Chris Simmance (16:23.716)

Kate (16:30.161)
to really understand and influence map your company to then have the best chance of success, getting cohorts together to share company content. So that part’s not easy, but within 90 days, we crack the chestnut and then it’s all over to the company.

Chris Simmance (16:38.85)

Chris Simmance (16:46.462)
That’s it. And, and, and there’s, there’s layers to all of this. But I think when, when you’re, when you’re starting out for yourself as an agency owner, um, you often get into the, the blinkered approach in a sense, when you’re marketing for your own thing. Cause it’s like, this service does this thing. We know it’s great. It’s brilliantly delivered and it gets results. And the, the assumption is that everyone will kind of just get it because the results are so good and the solution is so good.

Um, and, and part of the problem, I guess, at some points is that, um, the service is sold as a product and what you’ve described is part product as the output, but service on the input. And that’s the bit that I guess, when you’re marketing these things out loud to people and they’re going, what’s she talking about employee advocacy for? They, they, they’re the solution. The outcome is this word employee advocacy that can be proven that works, which generates these results. But the input is lots and lots of people.

wanting to do this for their own good, as well as the businesses. It’s really hard to articulate that. But when you start, uh, starting an agency, everything is like a hundred miles an hour and all you want to do is say, I’ve got this cool thing. Big flag waving. This is my thing. Come and buy it. Um, and you do get into the jargon world and things like that. I, if you look on Google and you just search for, um, results driven digital marketing agency, there are hundreds and hundreds and hundreds of thousands just in the UK of homepage title tags that say that you should be results driven.

And therefore that’s not the right kind of language you should be using because anyone seeing that will go, well, obviously, hopefully that’s what you would be. And if someone’s knocking on your door, they’ve, they’ve come away from London. They’ve gotten on a plane. They’ve flown to Barcelona. They’ve got the taxi from Barcelona. They’re in the city. They’ve knocked on your door and they’ve said, Kate, give me one piece of advice. I’m just about to start my agency. What piece of advice would you give them?

Kate (18:38.771)
Well, if you’re in Spain, I don’t know if you’re coming to Spain for a holiday, you’re just here to start the business. Okay.

Chris Simmance (18:39.928)

Chris Simmance (18:44.03)
So it’s in and out. They’re in and out. They got a morning flight in, afternoon flight out and they just come for your advice.

Kate (18:51.293)
Wow, well, practice what you preach. You’re going into companies and giving employees a voice with tools and strategies and automation and tech, right? Do the same for your company, right? Don’t be the cobbler whose children don’t have shoes.
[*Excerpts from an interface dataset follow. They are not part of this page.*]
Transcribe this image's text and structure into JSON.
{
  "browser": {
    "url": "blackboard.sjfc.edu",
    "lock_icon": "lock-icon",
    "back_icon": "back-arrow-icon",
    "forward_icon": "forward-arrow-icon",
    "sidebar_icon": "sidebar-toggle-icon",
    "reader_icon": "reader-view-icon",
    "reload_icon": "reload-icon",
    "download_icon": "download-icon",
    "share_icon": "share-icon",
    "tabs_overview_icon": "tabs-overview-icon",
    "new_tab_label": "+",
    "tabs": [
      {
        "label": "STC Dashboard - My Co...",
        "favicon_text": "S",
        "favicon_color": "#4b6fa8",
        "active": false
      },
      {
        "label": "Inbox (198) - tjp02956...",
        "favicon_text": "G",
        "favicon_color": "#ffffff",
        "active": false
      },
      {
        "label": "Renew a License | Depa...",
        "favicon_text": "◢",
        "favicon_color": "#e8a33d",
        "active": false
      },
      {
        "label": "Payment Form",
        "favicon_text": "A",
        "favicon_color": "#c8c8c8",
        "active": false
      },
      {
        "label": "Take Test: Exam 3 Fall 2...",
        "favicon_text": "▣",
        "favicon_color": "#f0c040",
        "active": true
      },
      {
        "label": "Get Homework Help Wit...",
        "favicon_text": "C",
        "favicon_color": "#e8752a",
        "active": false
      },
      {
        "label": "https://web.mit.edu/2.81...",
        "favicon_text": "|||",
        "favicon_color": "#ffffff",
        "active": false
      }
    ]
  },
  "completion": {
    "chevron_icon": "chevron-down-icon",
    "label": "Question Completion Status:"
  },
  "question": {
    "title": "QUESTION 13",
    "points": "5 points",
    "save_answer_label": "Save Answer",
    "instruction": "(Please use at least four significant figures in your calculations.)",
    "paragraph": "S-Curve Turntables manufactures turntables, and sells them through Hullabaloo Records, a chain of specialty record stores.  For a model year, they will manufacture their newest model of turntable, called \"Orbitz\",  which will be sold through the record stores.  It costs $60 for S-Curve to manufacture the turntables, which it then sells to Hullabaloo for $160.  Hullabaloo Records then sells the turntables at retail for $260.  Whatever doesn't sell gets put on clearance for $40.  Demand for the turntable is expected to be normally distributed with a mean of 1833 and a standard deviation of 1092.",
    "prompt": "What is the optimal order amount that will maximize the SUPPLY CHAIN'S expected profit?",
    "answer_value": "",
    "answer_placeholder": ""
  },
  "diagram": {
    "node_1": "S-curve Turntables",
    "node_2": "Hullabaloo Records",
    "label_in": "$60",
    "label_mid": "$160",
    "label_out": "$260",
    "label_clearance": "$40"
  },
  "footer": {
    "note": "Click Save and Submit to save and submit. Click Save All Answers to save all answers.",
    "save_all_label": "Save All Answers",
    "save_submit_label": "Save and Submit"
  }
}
Be the person who can give examples of how his or her own agency is flourishing in this way and getting the reach that it deserves in this way.

Chris Simmance (18:54.149)

Chris Simmance (19:03.831)

Kate (19:20.997)
that then you can apply. I mean, the thing with small agencies is that of course, the reach is not gonna be as dramatic as if you have a case study with a thousand employees from a big corporate who have been sharing social media content, then you can say all kinds of amazing things about how much earned media value you’ve got, but I think wherever possible, practice what you preach. Share the values with your people that you’re gonna share with your clients.

Chris Simmance (19:43.562)
That’s it. And brilliant advice. And it would be worth the flight over for that. Kate, it’s been lovely to talk to you. Thanks very much for coming onto the podcast. And in our next episode, we’ll be speaking with another agency leader to hear their story and the lessons they’ve learned along the way. Thanks very much for listening.

Kate (19:47.367)

Kate (19:51.933)
It’s a pleasure. Thanks, Chris.